Some practices are more critical than others. Some practices are more emotionally nourishing than others. Some are more or less effective for me as an individual. I did not imagine the simple act of drinking enough water would be one of those very simple very big deals among all my practices, but here we are.

Selecting good practices is a bit like building a healthy diet… fruit is delicious. Sooo tasty. Filled with nutrients we need. Yum. The thing is, though, it’s also full of sugar. Like a lot of sugar. For many of us, building our diet around tasty fruits is not notably healthier than building it around any other tasty sweets. [Note: I am not a nutritionist or dietician, nothing I say in this blog should be construed as medical or dietary advice. I am using “diet” and nutrition metaphorically here.] Veggies may not be as sweetly delicious and tempting in the way luscious ripe fruits can be, but they do make a far better foundation for my diet. So… it matters to choose with care. Whether we’re talking about a healthy diet, the practices we choose for our emotional wellness, the partnership in which we spend our days (and nights)… or the practices we choose for our physical wellness. Turns out some of the most basic practices for my self-care support both my emotional wellness and my physical wellness (looking your way drinking water and eating more veggies!!). It’s worth thinking about for more than a moment. Abandon any one of those cornerstones of a good life, and the foundation isn’t solid enough to rest upon.

Get right down to it, and there’s just no magic bullet, or pill, or single solution to “all of the shit we go through”. No partnership can bear the weight of all of our bullshit. We’ve got to do all the things we can – everything we know to do, as reliably as we’re able to learn to practice. Through practice. Sounds like a huge thing to commit to, but taken a practice at a time, doesn’t it just amount to living life? I think about it a while, let the songs play. Watch the tiny bar of sunlight creep across my desk.

My partner comes in and rubs my shoulders and neck for a moment. “You writin’ a book?” he asks with a laugh. I laugh back; there are no shortcuts.

It’s time to begin again.

It’s evening. Quiet. Chill. My Traveling Partner is working on a project in another room.

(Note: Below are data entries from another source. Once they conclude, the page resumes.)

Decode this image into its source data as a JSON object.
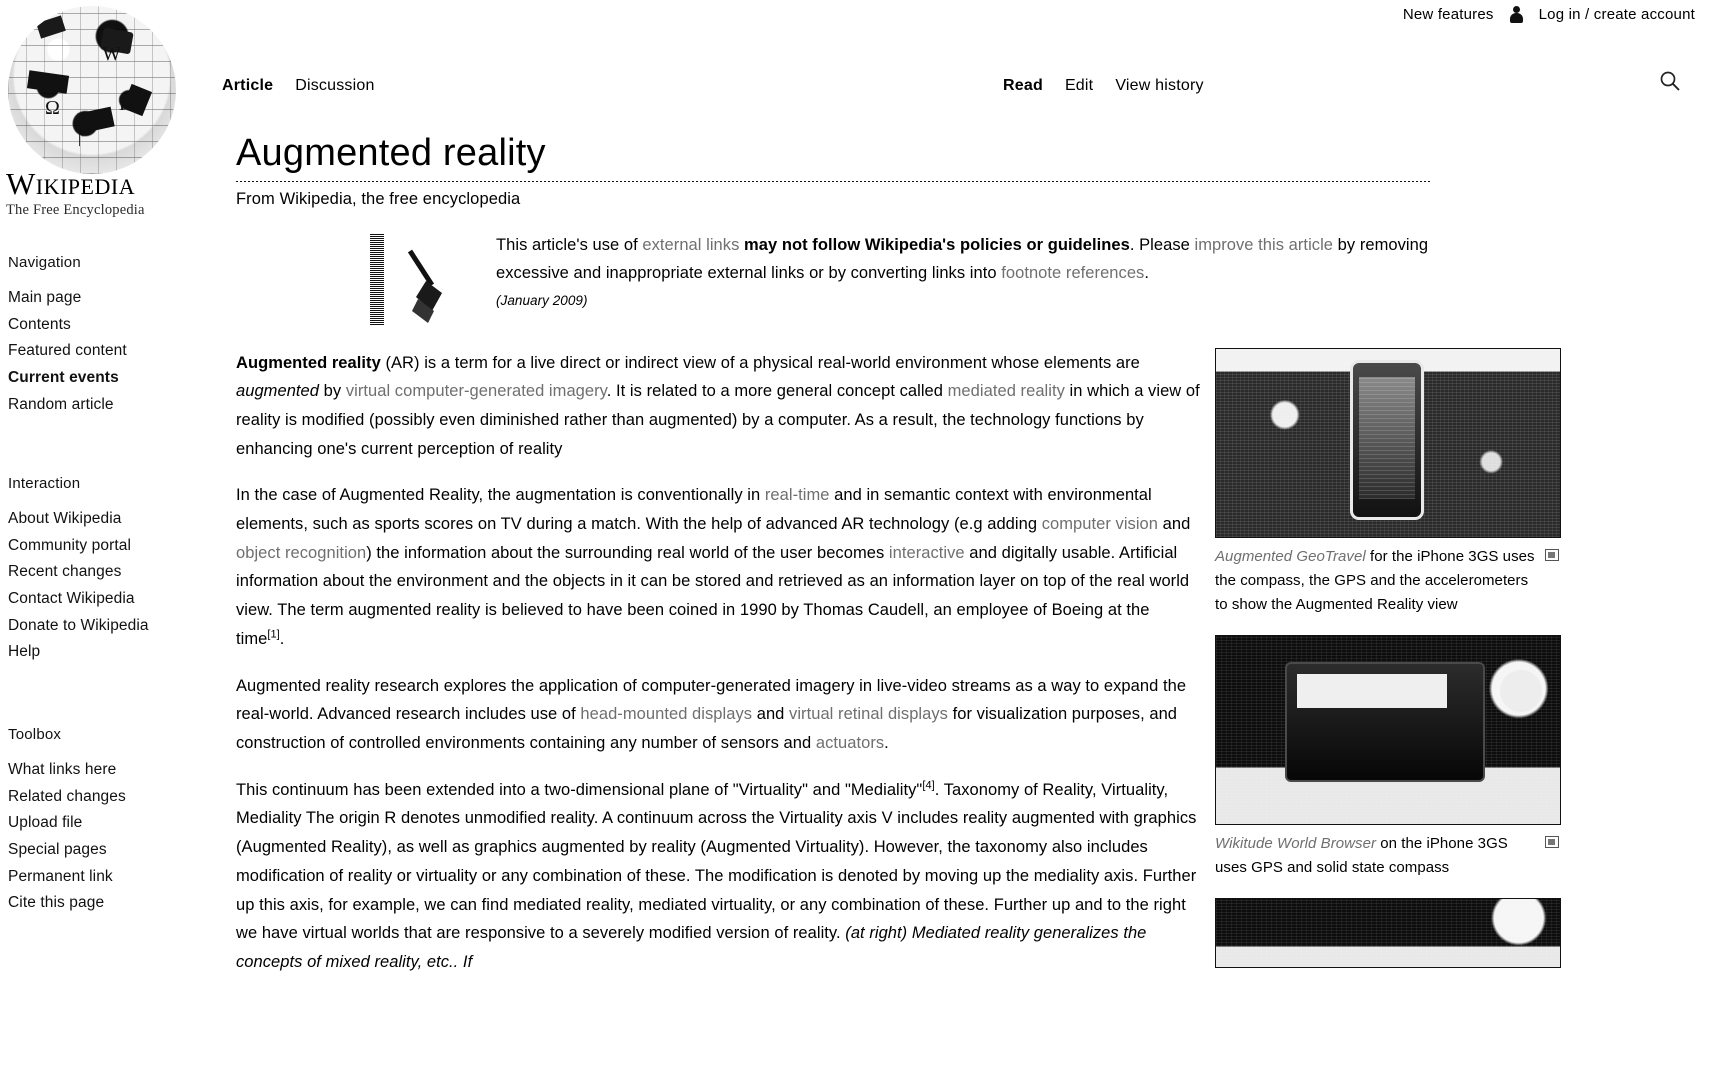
{
  "personal_bar": {
    "items": [
      {
        "label": "New features",
        "icon": null
      },
      {
        "label": "Log in / create account",
        "icon": "user-icon"
      }
    ]
  },
  "sidebar": {
    "logo_word_primary": "W",
    "logo_word_rest": "IKIPEDIA",
    "tagline": "The Free Encyclopedia",
    "sections": [
      {
        "heading": "Navigation",
        "items": [
          {
            "label": "Main page",
            "strong": false
          },
          {
            "label": "Contents",
            "strong": false
          },
          {
            "label": "Featured content",
            "strong": false
          },
          {
            "label": "Current events",
            "strong": true
          },
          {
            "label": "Random article",
            "strong": false
          }
        ]
      },
      {
        "heading": "Interaction",
        "items": [
          {
            "label": "About Wikipedia",
            "strong": false
          },
          {
            "label": "Community portal",
            "strong": false
          },
          {
            "label": "Recent changes",
            "strong": false
          },
          {
            "label": "Contact Wikipedia",
            "strong": false
          },
          {
            "label": "Donate to Wikipedia",
            "strong": false
          },
          {
            "label": "Help",
            "strong": false
          }
        ]
      },
      {
        "heading": "Toolbox",
        "items": [
          {
            "label": "What links here",
            "strong": false
          },
          {
            "label": "Related changes",
            "strong": false
          },
          {
            "label": "Upload file",
            "strong": false
          },
          {
            "label": "Special pages",
            "strong": false
          },
          {
            "label": "Permanent link",
            "strong": false
          },
          {
            "label": "Cite this page",
            "strong": false
          }
        ]
      }
    ]
  },
  "tabs": {
    "left": [
      {
        "label": "Article",
        "active": true
      },
      {
        "label": "Discussion",
        "active": false
      }
    ],
    "right": [
      {
        "label": "Read",
        "active": true
      },
      {
        "label": "Edit",
        "active": false
      },
      {
        "label": "View history",
        "active": false
      }
    ],
    "search_icon": "search-icon"
  },
  "article": {
    "title": "Augmented reality",
    "subtitle": "From Wikipedia, the free encyclopedia",
    "notice": {
      "icon": "broom-icon",
      "text_1": "This article's use of ",
      "link_1": "external links",
      "text_2": " ",
      "bold_1": "may not follow Wikipedia's policies or guidelines",
      "text_3": ". Please ",
      "link_2": "improve this article",
      "text_4": " by removing excessive and inappropriate external links or by converting links into ",
      "link_3": "footnote references",
      "text_5": ".",
      "date": "(January 2009)"
    },
    "paragraphs": [
      {
        "id": "p1",
        "runs": [
          {
            "t": "Augmented reality",
            "s": "b"
          },
          {
            "t": " (AR) is a term for a live direct or indirect view of a physical real-world environment whose elements are ",
            "s": "n"
          },
          {
            "t": "augmented",
            "s": "i"
          },
          {
            "t": " by ",
            "s": "n"
          },
          {
            "t": "virtual computer-generated imagery",
            "s": "l"
          },
          {
            "t": ". It is related to a more general concept called ",
            "s": "n"
          },
          {
            "t": "mediated reality",
            "s": "l"
          },
          {
            "t": " in which a view of reality is modified (possibly even diminished rather than augmented) by a computer. As a result, the technology functions by enhancing one's current perception of reality",
            "s": "n"
          }
        ]
      },
      {
        "id": "p2",
        "runs": [
          {
            "t": "In the case of Augmented Reality, the augmentation is conventionally in ",
            "s": "n"
          },
          {
            "t": "real-time",
            "s": "l"
          },
          {
            "t": " and in semantic context with environmental elements, such as sports scores on TV during a match. With the help of advanced AR technology (e.g  adding ",
            "s": "n"
          },
          {
            "t": "computer vision",
            "s": "l"
          },
          {
            "t": " and ",
            "s": "n"
          },
          {
            "t": "object recognition",
            "s": "l"
          },
          {
            "t": ") the information about the surrounding real world of the user becomes ",
            "s": "n"
          },
          {
            "t": "interactive",
            "s": "l"
          },
          {
            "t": " and digitally usable. Artificial information about the environment and the objects in it can be stored and retrieved as an information layer on top of the real world view. The term augmented reality is believed to have been coined in 1990 by Thomas Caudell, an employee of Boeing at the time",
            "s": "n"
          },
          {
            "t": "[1]",
            "s": "sup"
          },
          {
            "t": ".",
            "s": "n"
          }
        ]
      },
      {
        "id": "p3",
        "runs": [
          {
            "t": "Augmented reality research explores the application of computer-generated imagery in live-video streams as a way to expand the real-world. Advanced research includes use of ",
            "s": "n"
          },
          {
            "t": "head-mounted displays",
            "s": "l"
          },
          {
            "t": " and ",
            "s": "n"
          },
          {
            "t": "virtual retinal displays",
            "s": "l"
          },
          {
            "t": " for visualization purposes, and construction of controlled environments containing any number of sensors and ",
            "s": "n"
          },
          {
            "t": "actuators",
            "s": "l"
          },
          {
            "t": ".",
            "s": "n"
          }
        ]
      },
      {
        "id": "p4",
        "runs": [
          {
            "t": "This continuum has been extended into a two-dimensional plane of \"Virtuality\" and \"Mediality\"",
            "s": "n"
          },
          {
            "t": "[4]",
            "s": "sup"
          },
          {
            "t": ". Taxonomy of Reality, Virtuality, Mediality  The origin R denotes unmodified reality. A continuum across the Virtuality axis V includes reality augmented with graphics (Augmented Reality), as well as graphics augmented by reality (Augmented Virtuality). However, the taxonomy also includes modification of reality or virtuality or any combination of these. The modification is denoted by moving up the mediality axis. Further up this axis, for example, we can find mediated reality, mediated virtuality, or any combination of these. Further up and to the right we have virtual worlds that are responsive to a severely modified version of reality. ",
            "s": "n"
          },
          {
            "t": "(at right) Mediated reality generalizes the concepts of mixed reality, etc.. If",
            "s": "i"
          }
        ]
      }
    ],
    "thumbnails": [
      {
        "image_name": "augmented-geotravel-iphone-photo",
        "caption_italic": "Augmented GeoTravel",
        "caption_rest": " for the iPhone 3GS uses the compass, the GPS and the accelerometers to show the Augmented Reality view",
        "enlarge_icon": "enlarge-icon"
      },
      {
        "image_name": "wikitude-world-browser-photo",
        "caption_italic": "Wikitude World Browser",
        "caption_rest": " on the iPhone 3GS uses GPS and solid state compass",
        "enlarge_icon": "enlarge-icon"
      }
    ]
  },
  "colors": {
    "text": "#000000",
    "link_gray": "#6f6f6f",
    "background": "#ffffff"
  }
}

I’m listening to tunes and relaxing. Nothing much going on. The stress of the morning seems long ago. Distant emotionally. I’m okay. I knew then that I would be although I couldn’t really “feel it” in any sort of immediate way. It took a while.

Listen, this is not that unusual; it can take time to get past a difficult emotional moment. More so if you’ve got that feeling paired to some trauma in your past, or if you’re an “emotional wreck” still trying to sort out who you really are, or if you’ve survived some types of head trauma, or if you’re sick… we don’t all bounce back fast. We don’t all bounce back easily. That’s just real. Cut yourself (and each other) some slack. We’re human. Each having our own experience. It’s gotta at least be emotionally safe to be your own best friend, to “be there” for yourself. It has to be okay to give yourself time to course-correct, and get past that moment and on to the next. It’ll pass. Let it.

…If it’s “not you”? I still say it’ll pass. I still plead with you to let it. Just that. Yield to the passage of time and let your own bullshit – and theirs – go. Let it go. Breathe. Exhale. Relax.

Still sucks to deal with though, right? I know. Get used to that shit. Welcome to humanity. Welcome to adulthood. This journey is the most “important” one of your life… and there’s no fucking map. lol. I’d maybe be careful about calling any one point a destination, too. Easiest to let the journey be the destination, and accept that “the way out is through” – more often than not. Pick a theme song, turn that sucker up loud, and enjoy the ride.

Maybe have a cup of tea, and give yourself a break? Then begin again. 🙂